Aim of the exercise:
Pick out and copy every line below that has the word "based".

Collected data entries
..........

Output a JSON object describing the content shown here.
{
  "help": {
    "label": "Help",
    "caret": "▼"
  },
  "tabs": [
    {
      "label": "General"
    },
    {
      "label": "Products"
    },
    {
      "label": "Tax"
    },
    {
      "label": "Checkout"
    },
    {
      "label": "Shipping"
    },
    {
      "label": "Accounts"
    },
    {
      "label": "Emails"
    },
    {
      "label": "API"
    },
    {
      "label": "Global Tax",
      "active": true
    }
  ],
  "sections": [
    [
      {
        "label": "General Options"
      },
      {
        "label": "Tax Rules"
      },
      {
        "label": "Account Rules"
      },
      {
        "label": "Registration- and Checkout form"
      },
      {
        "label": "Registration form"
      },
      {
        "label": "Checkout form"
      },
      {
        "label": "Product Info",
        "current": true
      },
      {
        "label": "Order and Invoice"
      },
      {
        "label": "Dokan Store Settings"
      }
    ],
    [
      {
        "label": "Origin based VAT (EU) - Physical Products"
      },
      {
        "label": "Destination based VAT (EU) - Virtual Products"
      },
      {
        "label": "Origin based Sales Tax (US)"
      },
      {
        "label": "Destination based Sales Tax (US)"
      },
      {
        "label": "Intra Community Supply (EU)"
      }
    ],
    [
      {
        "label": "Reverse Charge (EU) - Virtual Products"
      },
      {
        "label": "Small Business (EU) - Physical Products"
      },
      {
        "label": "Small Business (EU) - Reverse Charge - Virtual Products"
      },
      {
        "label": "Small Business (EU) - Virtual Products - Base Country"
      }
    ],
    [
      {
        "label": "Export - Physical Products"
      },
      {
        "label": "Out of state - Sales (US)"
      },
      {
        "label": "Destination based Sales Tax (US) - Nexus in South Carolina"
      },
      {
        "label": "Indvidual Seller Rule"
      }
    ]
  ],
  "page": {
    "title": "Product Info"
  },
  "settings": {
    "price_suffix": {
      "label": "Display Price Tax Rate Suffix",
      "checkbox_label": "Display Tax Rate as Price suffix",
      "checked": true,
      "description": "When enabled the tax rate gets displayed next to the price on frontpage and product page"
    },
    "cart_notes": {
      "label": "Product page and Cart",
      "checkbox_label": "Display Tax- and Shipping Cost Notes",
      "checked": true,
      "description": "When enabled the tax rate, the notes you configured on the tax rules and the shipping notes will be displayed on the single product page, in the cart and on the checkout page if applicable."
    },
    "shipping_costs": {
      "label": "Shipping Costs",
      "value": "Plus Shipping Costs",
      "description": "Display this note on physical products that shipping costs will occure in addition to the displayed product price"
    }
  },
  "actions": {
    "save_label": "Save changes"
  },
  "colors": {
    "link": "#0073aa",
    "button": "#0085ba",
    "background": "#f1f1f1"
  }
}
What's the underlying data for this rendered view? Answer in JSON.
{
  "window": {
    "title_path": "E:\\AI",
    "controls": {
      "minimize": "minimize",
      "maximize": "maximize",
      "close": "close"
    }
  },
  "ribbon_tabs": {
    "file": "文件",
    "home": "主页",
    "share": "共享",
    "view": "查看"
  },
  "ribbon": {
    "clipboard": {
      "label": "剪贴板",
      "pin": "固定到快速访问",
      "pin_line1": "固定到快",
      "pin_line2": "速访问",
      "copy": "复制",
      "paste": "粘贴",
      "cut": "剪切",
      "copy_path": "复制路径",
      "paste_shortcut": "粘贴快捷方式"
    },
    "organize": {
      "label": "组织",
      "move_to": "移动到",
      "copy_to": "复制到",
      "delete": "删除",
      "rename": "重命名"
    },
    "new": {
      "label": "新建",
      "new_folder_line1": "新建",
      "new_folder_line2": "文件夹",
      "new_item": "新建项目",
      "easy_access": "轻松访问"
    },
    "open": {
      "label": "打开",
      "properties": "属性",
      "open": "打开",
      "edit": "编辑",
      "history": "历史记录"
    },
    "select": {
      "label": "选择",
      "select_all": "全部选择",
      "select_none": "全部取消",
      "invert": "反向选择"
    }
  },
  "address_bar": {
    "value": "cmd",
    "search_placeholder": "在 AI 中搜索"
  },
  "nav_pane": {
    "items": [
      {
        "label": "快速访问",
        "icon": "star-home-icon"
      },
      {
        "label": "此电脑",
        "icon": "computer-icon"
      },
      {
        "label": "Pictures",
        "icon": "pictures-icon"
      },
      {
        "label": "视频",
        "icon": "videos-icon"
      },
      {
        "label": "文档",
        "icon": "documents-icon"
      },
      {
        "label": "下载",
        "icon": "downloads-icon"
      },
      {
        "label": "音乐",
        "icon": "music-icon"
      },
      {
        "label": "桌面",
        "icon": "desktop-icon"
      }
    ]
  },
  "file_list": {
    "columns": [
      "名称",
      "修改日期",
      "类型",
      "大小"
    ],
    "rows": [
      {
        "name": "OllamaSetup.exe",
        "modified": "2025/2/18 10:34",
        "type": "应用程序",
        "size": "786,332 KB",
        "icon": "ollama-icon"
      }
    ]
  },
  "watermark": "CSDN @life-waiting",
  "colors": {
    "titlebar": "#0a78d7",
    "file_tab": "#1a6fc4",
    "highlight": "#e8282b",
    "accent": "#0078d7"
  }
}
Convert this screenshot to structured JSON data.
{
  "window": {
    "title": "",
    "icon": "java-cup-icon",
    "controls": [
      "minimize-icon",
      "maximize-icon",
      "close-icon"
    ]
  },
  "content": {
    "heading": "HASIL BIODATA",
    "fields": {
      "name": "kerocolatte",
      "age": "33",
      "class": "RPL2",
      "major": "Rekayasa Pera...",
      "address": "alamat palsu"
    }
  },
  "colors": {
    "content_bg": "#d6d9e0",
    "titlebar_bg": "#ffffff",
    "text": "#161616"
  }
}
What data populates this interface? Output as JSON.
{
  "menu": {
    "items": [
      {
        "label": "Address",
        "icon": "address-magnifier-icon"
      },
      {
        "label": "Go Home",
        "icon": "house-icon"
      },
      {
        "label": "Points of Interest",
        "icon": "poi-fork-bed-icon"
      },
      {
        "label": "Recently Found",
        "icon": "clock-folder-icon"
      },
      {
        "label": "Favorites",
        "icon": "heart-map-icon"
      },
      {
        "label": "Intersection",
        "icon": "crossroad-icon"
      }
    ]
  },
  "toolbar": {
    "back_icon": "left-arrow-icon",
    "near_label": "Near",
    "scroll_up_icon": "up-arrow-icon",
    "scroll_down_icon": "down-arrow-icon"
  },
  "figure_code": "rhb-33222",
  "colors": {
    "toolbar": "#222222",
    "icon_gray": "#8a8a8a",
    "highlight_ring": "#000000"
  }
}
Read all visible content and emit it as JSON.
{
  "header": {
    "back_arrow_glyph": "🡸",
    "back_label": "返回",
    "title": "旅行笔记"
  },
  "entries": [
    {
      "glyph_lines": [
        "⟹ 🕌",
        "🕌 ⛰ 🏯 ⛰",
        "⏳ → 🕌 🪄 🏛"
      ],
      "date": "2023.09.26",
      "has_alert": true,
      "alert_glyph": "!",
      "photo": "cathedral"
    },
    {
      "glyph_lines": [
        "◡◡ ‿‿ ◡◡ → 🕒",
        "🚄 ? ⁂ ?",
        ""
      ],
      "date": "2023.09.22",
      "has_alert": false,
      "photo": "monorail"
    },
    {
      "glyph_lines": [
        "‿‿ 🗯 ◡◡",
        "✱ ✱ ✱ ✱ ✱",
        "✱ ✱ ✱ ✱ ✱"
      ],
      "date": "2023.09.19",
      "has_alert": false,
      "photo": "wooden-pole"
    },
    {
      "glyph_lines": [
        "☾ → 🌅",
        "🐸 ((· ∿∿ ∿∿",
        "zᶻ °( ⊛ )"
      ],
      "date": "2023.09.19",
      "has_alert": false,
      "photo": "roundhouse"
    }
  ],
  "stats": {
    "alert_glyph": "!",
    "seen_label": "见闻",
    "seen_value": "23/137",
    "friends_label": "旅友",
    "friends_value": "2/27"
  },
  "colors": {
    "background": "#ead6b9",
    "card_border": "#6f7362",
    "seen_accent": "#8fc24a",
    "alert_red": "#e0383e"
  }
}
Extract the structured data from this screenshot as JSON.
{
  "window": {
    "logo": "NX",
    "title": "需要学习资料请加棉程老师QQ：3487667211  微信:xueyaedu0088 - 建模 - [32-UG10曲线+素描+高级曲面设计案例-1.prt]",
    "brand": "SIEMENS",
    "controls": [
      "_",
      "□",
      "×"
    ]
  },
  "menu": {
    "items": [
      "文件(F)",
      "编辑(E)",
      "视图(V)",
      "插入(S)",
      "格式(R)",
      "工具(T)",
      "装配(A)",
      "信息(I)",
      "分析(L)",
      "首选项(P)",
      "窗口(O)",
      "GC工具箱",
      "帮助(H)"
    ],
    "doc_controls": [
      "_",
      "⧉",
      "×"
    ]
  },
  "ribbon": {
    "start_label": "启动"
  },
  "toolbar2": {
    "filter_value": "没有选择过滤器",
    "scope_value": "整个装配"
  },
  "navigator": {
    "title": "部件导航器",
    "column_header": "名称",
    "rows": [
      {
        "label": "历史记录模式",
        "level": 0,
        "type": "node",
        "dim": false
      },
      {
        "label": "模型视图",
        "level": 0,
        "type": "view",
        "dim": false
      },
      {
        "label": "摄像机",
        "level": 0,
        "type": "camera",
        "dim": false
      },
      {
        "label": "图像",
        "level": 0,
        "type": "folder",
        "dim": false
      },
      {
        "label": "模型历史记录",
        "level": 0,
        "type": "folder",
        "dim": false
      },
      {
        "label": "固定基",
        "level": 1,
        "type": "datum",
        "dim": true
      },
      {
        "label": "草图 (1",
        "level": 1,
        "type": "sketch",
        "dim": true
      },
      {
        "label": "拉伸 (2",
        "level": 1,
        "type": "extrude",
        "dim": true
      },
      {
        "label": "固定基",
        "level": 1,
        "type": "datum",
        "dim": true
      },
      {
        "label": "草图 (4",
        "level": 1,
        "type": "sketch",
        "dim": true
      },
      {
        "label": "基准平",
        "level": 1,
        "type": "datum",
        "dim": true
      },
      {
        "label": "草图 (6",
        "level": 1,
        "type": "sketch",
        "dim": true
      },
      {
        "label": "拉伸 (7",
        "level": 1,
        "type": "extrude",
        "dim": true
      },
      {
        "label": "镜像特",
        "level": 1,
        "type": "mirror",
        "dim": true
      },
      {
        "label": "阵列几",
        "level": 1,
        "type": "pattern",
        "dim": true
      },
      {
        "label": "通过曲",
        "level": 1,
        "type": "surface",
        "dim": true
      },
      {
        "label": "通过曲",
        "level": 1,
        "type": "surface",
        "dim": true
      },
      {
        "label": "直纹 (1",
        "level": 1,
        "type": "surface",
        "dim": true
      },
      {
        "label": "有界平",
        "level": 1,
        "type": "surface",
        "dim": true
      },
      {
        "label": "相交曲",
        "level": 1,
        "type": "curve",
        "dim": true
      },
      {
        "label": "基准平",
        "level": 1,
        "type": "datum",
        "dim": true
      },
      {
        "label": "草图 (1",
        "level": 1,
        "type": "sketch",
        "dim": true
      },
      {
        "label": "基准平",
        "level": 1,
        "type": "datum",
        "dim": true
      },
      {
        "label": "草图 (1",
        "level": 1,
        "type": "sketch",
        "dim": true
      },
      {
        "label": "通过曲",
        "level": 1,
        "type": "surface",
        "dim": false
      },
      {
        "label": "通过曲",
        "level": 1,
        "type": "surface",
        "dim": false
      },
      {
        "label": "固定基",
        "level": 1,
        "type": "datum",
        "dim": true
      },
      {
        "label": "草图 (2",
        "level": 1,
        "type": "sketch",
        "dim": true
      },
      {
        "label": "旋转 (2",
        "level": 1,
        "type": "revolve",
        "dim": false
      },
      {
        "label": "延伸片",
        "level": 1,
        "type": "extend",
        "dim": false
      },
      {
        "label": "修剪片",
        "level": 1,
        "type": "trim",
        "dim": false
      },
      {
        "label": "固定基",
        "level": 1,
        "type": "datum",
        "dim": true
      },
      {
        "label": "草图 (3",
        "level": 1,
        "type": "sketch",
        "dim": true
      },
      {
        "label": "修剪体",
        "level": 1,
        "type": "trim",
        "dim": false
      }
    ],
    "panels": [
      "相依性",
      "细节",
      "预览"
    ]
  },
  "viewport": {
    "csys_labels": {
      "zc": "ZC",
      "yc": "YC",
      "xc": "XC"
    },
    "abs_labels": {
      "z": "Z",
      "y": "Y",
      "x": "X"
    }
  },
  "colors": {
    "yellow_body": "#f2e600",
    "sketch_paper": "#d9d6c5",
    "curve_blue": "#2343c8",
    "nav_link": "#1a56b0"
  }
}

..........

Response to the exercise:
        "label": "Origin based VAT (EU) - Physical Products"
        "label": "Destination based VAT (EU) - Virtual Products"
        "label": "Origin based Sales Tax (US)"
        "label": "Destination based Sales Tax (US)"
        "label": "Destination based Sales Tax (US) - Nexus in South Carolina"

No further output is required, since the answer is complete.